- **What needs to be done**
Your answer must be an exact copy of every record below.

Saved data entries:
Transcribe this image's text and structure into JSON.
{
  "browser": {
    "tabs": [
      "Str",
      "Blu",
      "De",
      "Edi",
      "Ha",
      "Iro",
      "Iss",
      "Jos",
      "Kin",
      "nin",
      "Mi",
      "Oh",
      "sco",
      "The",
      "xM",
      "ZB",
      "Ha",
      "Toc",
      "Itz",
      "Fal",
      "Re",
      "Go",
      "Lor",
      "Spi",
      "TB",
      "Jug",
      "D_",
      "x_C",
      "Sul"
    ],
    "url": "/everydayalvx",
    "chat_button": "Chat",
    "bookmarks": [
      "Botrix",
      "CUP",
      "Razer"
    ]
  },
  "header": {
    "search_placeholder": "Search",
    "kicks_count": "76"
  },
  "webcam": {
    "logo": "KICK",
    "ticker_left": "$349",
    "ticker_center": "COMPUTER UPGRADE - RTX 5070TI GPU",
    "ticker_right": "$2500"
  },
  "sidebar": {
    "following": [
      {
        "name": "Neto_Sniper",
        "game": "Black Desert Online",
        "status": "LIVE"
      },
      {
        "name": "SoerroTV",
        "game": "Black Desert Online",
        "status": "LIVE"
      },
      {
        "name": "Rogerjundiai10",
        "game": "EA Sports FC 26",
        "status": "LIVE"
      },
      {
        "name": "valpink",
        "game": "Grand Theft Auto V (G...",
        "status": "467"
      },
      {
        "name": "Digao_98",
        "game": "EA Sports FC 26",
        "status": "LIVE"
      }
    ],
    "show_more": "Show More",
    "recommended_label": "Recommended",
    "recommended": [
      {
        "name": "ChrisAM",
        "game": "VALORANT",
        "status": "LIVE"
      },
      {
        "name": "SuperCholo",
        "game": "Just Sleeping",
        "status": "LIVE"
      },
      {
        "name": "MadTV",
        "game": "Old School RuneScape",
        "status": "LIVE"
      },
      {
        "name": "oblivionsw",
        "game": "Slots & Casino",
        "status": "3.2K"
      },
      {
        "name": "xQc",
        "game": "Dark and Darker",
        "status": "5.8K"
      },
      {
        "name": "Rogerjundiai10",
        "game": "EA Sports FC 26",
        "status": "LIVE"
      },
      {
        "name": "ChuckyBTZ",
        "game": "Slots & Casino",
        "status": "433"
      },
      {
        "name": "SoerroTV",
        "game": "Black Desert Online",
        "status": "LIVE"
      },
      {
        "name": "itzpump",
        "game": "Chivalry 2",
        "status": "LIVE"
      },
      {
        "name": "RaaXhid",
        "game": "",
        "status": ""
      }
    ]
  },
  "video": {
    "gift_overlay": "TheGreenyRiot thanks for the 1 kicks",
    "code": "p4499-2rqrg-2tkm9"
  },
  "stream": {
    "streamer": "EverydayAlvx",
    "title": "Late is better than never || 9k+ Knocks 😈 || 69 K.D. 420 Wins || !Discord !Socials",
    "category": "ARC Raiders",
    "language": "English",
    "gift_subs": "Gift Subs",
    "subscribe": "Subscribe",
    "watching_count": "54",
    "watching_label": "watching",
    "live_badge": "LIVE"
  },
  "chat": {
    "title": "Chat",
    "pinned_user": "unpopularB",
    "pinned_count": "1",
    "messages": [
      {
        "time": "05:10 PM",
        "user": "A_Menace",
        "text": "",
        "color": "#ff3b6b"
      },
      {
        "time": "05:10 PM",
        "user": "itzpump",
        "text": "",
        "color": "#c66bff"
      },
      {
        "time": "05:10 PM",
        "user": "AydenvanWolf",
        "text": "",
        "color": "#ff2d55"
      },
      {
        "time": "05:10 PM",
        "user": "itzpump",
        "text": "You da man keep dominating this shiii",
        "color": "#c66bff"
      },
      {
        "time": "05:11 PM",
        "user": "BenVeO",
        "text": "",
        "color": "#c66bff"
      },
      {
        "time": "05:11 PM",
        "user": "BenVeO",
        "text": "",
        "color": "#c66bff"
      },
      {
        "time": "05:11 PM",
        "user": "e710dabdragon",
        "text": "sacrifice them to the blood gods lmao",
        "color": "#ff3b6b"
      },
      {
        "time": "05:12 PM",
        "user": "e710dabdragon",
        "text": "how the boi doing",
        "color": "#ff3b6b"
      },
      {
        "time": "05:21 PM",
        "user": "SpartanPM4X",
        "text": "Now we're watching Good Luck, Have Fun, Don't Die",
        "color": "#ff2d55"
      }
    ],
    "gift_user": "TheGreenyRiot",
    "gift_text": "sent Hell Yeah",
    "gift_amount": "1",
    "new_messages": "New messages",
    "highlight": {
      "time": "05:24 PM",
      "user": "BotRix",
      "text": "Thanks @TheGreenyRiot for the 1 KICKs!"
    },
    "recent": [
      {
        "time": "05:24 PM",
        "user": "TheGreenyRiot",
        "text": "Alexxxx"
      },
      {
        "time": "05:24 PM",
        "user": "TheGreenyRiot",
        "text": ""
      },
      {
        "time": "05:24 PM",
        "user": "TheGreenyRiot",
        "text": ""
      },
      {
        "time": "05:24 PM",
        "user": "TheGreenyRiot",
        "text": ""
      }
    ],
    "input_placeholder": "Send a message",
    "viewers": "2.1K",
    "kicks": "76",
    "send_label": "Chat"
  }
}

- **Result for this task**
Transcribe this image's text and structure into JSON.
{
  "browser": {
    "tabs": [
      "Str",
      "Blu",
      "De",
      "Edi",
      "Ha",
      "Iro",
      "Iss",
      "Jos",
      "Kin",
      "nin",
      "Mi",
      "Oh",
      "sco",
      "The",
      "xM",
      "ZB",
      "Ha",
      "Toc",
      "Itz",
      "Fal",
      "Re",
      "Go",
      "Lor",
      "Spi",
      "TB",
      "Jug",
      "D_",
      "x_C",
      "Sul"
    ],
    "url": "/everydayalvx",
    "chat_button": "Chat",
    "bookmarks": [
      "Botrix",
      "CUP",
      "Razer"
    ]
  },
  "header": {
    "search_placeholder": "Search",
    "kicks_count": "76"
  },
  "webcam": {
    "logo": "KICK",
    "ticker_left": "$349",
    "ticker_center": "COMPUTER UPGRADE - RTX 5070TI GPU",
    "ticker_right": "$2500"
  },
  "sidebar": {
    "following": [
      {
        "name": "Neto_Sniper",
        "game": "Black Desert Online",
        "status": "LIVE"
      },
      {
        "name": "SoerroTV",
        "game": "Black Desert Online",
        "status": "LIVE"
      },
      {
        "name": "Rogerjundiai10",
        "game": "EA Sports FC 26",
        "status": "LIVE"
      },
      {
        "name": "valpink",
        "game": "Grand Theft Auto V (G...",
        "status": "467"
      },
      {
        "name": "Digao_98",
        "game": "EA Sports FC 26",
        "status": "LIVE"
      }
    ],
    "show_more": "Show More",
    "recommended_label": "Recommended",
    "recommended": [
      {
        "name": "ChrisAM",
        "game": "VALORANT",
        "status": "LIVE"
      },
      {
        "name": "SuperCholo",
        "game": "Just Sleeping",
        "status": "LIVE"
      },
      {
        "name": "MadTV",
        "game": "Old School RuneScape",
        "status": "LIVE"
      },
      {
        "name": "oblivionsw",
        "game": "Slots & Casino",
        "status": "3.2K"
      },
      {
        "name": "xQc",
        "game": "Dark and Darker",
        "status": "5.8K"
      },
      {
        "name": "Rogerjundiai10",
        "game": "EA Sports FC 26",
        "status": "LIVE"
      },
      {
        "name": "ChuckyBTZ",
        "game": "Slots & Casino",
        "status": "433"
      },
      {
        "name": "SoerroTV",
        "game": "Black Desert Online",
        "status": "LIVE"
      },
      {
        "name": "itzpump",
        "game": "Chivalry 2",
        "status": "LIVE"
      },
      {
        "name": "RaaXhid",
        "game": "",
        "status": ""
      }
    ]
  },
  "video": {
    "gift_overlay": "TheGreenyRiot thanks for the 1 kicks",
    "code": "p4499-2rqrg-2tkm9"
  },
  "stream": {
    "streamer": "EverydayAlvx",
    "title": "Late is better than never || 9k+ Knocks 😈 || 69 K.D. 420 Wins || !Discord !Socials",
    "category": "ARC Raiders",
    "language": "English",
    "gift_subs": "Gift Subs",
    "subscribe": "Subscribe",
    "watching_count": "54",
    "watching_label": "watching",
    "live_badge": "LIVE"
  },
  "chat": {
    "title": "Chat",
    "pinned_user": "unpopularB",
    "pinned_count": "1",
    "messages": [
      {
        "time": "05:10 PM",
        "user": "A_Menace",
        "text": "",
        "color": "#ff3b6b"
      },
      {
        "time": "05:10 PM",
        "user": "itzpump",
        "text": "",
        "color": "#c66bff"
      },
      {
        "time": "05:10 PM",
        "user": "AydenvanWolf",
        "text": "",
        "color": "#ff2d55"
      },
      {
        "time": "05:10 PM",
        "user": "itzpump",
        "text": "You da man keep dominating this shiii",
        "color": "#c66bff"
      },
      {
        "time": "05:11 PM",
        "user": "BenVeO",
        "text": "",
        "color": "#c66bff"
      },
      {
        "time": "05:11 PM",
        "user": "BenVeO",
        "text": "",
        "color": "#c66bff"
      },
      {
        "time": "05:11 PM",
        "user": "e710dabdragon",
        "text": "sacrifice them to the blood gods lmao",
        "color": "#ff3b6b"
      },
      {
        "time": "05:12 PM",
        "user": "e710dabdragon",
        "text": "how the boi doing",
        "color": "#ff3b6b"
      },
      {
        "time": "05:21 PM",
        "user": "SpartanPM4X",
        "text": "Now we're watching Good Luck, Have Fun, Don't Die",
        "color": "#ff2d55"
      }
    ],
    "gift_user": "TheGreenyRiot",
    "gift_text": "sent Hell Yeah",
    "gift_amount": "1",
    "new_messages": "New messages",
    "highlight": {
      "time": "05:24 PM",
      "user": "BotRix",
      "text": "Thanks @TheGreenyRiot for the 1 KICKs!"
    },
    "recent": [
      {
        "time": "05:24 PM",
        "user": "TheGreenyRiot",
        "text": "Alexxxx"
      },
      {
        "time": "05:24 PM",
        "user": "TheGreenyRiot",
        "text": ""
      },
      {
        "time": "05:24 PM",
        "user": "TheGreenyRiot",
        "text": ""
      },
      {
        "time": "05:24 PM",
        "user": "TheGreenyRiot",
        "text": ""
      }
    ],
    "input_placeholder": "Send a message",
    "viewers": "2.1K",
    "kicks": "76",
    "send_label": "Chat"
  }
}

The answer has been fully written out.